• Task directions: Each entry needs to be retyped exactly.

• Supplied entries:
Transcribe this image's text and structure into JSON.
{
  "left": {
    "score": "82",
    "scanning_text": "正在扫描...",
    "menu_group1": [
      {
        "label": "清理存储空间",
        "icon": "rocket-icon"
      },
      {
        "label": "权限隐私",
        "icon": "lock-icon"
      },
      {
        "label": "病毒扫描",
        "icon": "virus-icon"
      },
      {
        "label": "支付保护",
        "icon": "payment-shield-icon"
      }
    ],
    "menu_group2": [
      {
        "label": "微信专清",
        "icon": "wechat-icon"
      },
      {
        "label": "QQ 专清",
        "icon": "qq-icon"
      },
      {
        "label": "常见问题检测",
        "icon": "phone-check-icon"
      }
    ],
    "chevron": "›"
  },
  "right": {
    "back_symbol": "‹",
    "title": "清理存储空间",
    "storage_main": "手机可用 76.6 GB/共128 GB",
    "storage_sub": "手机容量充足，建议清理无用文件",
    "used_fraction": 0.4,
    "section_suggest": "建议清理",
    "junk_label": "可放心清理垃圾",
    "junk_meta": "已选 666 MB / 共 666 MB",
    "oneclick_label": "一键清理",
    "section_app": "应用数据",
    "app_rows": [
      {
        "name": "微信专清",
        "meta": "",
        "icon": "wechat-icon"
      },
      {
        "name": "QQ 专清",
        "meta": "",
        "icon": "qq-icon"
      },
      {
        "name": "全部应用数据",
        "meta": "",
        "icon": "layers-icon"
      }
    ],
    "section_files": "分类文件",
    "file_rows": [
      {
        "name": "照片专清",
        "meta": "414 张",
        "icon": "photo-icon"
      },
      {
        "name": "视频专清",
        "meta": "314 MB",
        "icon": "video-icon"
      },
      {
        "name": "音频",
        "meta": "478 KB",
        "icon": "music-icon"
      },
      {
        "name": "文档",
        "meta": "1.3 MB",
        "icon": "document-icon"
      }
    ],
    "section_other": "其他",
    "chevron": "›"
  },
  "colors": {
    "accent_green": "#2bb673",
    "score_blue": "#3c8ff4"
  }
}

• Solved problem:
Transcribe this image's text and structure into JSON.
{
  "left": {
    "score": "82",
    "scanning_text": "正在扫描...",
    "menu_group1": [
      {
        "label": "清理存储空间",
        "icon": "rocket-icon"
      },
      {
        "label": "权限隐私",
        "icon": "lock-icon"
      },
      {
        "label": "病毒扫描",
        "icon": "virus-icon"
      },
      {
        "label": "支付保护",
        "icon": "payment-shield-icon"
      }
    ],
    "menu_group2": [
      {
        "label": "微信专清",
        "icon": "wechat-icon"
      },
      {
        "label": "QQ 专清",
        "icon": "qq-icon"
      },
      {
        "label": "常见问题检测",
        "icon": "phone-check-icon"
      }
    ],
    "chevron": "›"
  },
  "right": {
    "back_symbol": "‹",
    "title": "清理存储空间",
    "storage_main": "手机可用 76.6 GB/共128 GB",
    "storage_sub": "手机容量充足，建议清理无用文件",
    "used_fraction": 0.4,
    "section_suggest": "建议清理",
    "junk_label": "可放心清理垃圾",
    "junk_meta": "已选 666 MB / 共 666 MB",
    "oneclick_label": "一键清理",
    "section_app": "应用数据",
    "app_rows": [
      {
        "name": "微信专清",
        "meta": "",
        "icon": "wechat-icon"
      },
      {
        "name": "QQ 专清",
        "meta": "",
        "icon": "qq-icon"
      },
      {
        "name": "全部应用数据",
        "meta": "",
        "icon": "layers-icon"
      }
    ],
    "section_files": "分类文件",
    "file_rows": [
      {
        "name": "照片专清",
        "meta": "414 张",
        "icon": "photo-icon"
      },
      {
        "name": "视频专清",
        "meta": "314 MB",
        "icon": "video-icon"
      },
      {
        "name": "音频",
        "meta": "478 KB",
        "icon": "music-icon"
      },
      {
        "name": "文档",
        "meta": "1.3 MB",
        "icon": "document-icon"
      }
    ],
    "section_other": "其他",
    "chevron": "›"
  },
  "colors": {
    "accent_green": "#2bb673",
    "score_blue": "#3c8ff4"
  }
}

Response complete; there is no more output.